NPR's "Planet Money" show has an interview with a founder of the Price Club, which merged into Costco, Robert Price. He explains why at Costco, there are no signs telling customers what is in each aisle. From the transcript:
SMITH: So yeah, making you pay to shop is this one big thing that Costco does that's the opposite of how normal stores work. But once they've locked you into this system, they can do all of these weird, secret things that wouldn't fly in any other store, but in Costco can get you to buy more.
GOLDSTEIN: I need Ziploc bags. In a normal store you would look at the sign at the end of the aisle that says Ziploc bags.
GOLDSTEIN: There are no signs in Costco.
SMITH: There are no signs, but why wouldn't you put a sign? Like, it makes no sense, right?

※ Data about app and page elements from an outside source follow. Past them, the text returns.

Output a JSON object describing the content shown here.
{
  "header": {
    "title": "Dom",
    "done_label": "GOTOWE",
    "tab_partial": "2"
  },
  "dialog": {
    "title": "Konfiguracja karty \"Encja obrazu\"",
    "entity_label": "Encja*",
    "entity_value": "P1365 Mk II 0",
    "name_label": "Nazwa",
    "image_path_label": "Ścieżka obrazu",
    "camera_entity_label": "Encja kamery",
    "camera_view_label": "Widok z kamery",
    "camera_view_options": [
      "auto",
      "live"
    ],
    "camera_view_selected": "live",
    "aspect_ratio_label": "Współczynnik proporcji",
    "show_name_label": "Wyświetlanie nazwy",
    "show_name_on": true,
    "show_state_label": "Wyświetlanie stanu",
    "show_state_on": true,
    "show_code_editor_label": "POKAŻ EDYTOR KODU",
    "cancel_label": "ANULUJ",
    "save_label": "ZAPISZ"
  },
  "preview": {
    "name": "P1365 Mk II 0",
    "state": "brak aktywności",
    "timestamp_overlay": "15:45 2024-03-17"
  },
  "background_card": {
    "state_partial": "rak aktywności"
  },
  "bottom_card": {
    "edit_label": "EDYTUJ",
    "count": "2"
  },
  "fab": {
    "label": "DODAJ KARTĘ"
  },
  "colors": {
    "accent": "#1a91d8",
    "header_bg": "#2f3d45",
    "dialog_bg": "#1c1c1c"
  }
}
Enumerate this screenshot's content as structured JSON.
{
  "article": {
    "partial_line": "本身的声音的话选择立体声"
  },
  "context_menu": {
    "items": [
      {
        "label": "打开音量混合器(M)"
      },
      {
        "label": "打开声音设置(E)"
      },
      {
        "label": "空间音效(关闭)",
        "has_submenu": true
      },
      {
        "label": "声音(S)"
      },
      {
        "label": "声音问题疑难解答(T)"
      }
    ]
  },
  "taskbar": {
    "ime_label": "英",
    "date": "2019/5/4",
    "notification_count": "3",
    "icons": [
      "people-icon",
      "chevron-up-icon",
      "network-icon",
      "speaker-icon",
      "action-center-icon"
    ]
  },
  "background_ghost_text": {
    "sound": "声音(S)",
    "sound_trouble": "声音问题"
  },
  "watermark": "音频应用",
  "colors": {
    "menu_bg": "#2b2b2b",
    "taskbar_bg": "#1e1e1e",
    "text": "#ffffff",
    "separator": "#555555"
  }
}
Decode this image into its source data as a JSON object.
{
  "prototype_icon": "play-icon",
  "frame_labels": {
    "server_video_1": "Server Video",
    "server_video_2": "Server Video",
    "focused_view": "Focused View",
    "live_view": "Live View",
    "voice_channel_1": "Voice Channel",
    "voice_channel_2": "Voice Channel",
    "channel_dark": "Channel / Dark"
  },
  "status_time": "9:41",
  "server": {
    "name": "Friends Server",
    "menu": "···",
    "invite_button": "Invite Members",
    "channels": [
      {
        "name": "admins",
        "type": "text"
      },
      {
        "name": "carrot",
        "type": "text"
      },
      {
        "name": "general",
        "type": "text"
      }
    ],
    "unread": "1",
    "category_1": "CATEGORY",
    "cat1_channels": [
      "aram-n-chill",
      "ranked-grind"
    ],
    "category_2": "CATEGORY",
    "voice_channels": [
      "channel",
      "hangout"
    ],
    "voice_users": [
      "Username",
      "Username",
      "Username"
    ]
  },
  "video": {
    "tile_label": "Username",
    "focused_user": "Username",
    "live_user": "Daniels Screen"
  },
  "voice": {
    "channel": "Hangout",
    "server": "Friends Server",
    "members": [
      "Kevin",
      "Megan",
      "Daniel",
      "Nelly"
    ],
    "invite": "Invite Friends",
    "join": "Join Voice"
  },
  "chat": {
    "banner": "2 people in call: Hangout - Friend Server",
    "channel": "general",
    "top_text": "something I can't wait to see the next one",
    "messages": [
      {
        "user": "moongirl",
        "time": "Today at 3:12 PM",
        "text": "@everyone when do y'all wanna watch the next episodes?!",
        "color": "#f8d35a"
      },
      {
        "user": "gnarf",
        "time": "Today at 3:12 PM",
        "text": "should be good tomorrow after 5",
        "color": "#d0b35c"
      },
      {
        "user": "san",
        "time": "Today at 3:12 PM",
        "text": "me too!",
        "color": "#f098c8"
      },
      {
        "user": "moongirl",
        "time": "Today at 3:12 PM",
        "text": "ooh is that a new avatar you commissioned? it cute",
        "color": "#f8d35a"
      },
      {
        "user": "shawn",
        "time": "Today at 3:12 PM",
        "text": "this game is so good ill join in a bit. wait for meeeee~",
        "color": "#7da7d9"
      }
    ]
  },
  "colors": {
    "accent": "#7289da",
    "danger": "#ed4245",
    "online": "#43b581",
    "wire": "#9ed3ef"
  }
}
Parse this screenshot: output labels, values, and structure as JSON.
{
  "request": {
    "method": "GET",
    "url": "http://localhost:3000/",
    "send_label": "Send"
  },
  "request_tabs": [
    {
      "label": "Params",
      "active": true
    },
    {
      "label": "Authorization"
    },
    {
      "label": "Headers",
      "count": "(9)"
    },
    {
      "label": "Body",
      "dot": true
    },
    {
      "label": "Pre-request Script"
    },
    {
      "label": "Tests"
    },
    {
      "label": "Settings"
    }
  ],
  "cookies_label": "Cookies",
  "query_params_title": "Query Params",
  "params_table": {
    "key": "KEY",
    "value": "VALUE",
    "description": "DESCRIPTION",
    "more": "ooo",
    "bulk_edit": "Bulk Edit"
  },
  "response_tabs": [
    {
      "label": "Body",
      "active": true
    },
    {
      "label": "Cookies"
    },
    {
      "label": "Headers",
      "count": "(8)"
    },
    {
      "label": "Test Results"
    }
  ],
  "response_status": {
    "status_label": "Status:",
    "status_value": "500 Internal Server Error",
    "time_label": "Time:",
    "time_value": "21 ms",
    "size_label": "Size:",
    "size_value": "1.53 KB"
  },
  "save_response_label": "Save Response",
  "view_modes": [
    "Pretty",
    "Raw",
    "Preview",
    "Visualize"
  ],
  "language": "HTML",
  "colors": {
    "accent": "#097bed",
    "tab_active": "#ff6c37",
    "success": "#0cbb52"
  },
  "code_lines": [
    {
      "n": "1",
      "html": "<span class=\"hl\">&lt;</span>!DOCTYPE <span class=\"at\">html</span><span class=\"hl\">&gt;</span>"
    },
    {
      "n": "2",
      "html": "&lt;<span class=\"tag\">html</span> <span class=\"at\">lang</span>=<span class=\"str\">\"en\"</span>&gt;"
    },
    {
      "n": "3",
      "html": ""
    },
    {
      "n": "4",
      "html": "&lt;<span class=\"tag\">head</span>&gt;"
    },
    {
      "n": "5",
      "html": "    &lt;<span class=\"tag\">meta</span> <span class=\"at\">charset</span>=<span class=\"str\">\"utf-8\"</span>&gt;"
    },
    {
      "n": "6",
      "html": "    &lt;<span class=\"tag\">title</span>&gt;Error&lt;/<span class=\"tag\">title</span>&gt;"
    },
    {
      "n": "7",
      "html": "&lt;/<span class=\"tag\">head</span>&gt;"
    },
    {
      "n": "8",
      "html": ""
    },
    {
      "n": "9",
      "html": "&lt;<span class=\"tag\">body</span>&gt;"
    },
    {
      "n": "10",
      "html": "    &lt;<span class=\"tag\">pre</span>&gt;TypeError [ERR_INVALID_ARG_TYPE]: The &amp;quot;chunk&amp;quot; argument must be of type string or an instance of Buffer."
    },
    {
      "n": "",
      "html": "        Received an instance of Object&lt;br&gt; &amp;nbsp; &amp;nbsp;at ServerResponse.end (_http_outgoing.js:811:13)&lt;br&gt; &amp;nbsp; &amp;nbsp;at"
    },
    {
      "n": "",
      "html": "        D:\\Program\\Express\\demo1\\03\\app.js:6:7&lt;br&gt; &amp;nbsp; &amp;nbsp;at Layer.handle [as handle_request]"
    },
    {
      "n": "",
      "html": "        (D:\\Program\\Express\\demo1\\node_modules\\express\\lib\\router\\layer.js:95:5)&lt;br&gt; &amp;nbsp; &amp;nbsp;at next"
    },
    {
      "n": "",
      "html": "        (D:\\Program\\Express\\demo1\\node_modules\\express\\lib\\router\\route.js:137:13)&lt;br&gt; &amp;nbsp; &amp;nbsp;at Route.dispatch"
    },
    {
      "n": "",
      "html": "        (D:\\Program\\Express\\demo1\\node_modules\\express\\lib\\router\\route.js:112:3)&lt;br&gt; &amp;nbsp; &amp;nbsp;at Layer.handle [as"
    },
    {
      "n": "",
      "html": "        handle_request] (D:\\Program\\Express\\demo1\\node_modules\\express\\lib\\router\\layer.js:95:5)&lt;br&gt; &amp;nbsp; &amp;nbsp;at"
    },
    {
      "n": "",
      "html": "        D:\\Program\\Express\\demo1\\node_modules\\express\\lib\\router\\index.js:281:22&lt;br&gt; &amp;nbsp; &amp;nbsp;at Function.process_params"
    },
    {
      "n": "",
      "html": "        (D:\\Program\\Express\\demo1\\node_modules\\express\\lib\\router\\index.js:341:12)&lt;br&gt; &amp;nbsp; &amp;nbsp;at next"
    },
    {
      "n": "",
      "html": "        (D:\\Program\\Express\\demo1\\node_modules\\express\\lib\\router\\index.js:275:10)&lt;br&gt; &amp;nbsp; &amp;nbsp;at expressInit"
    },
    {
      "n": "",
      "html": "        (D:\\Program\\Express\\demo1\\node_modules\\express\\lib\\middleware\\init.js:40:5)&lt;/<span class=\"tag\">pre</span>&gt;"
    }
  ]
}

GOLDSTEIN: I asked Robert Price.
PRICE: I was adamant that we would not have signs telling people where things were because that would make it likely that they would wander through all the aisles and find other things to buy.
GOLDSTEIN: That's a little bit devious. It doesn't feel like you're looking out for me when I hear that.
PRICE: No, I mean, I agree with you. I think it was - I think - I don't want to use the word devious, but it was manipulative.
President Obama loves Costco, whose board includes high-profile personalities like Warren Buffett's partner Charles Munger. If it were some other store, doubtless you'd see the politicians proposing to require signs in aisles to prevent the poor customers (who no one, after all, is forcing to shop there) from being manipulated.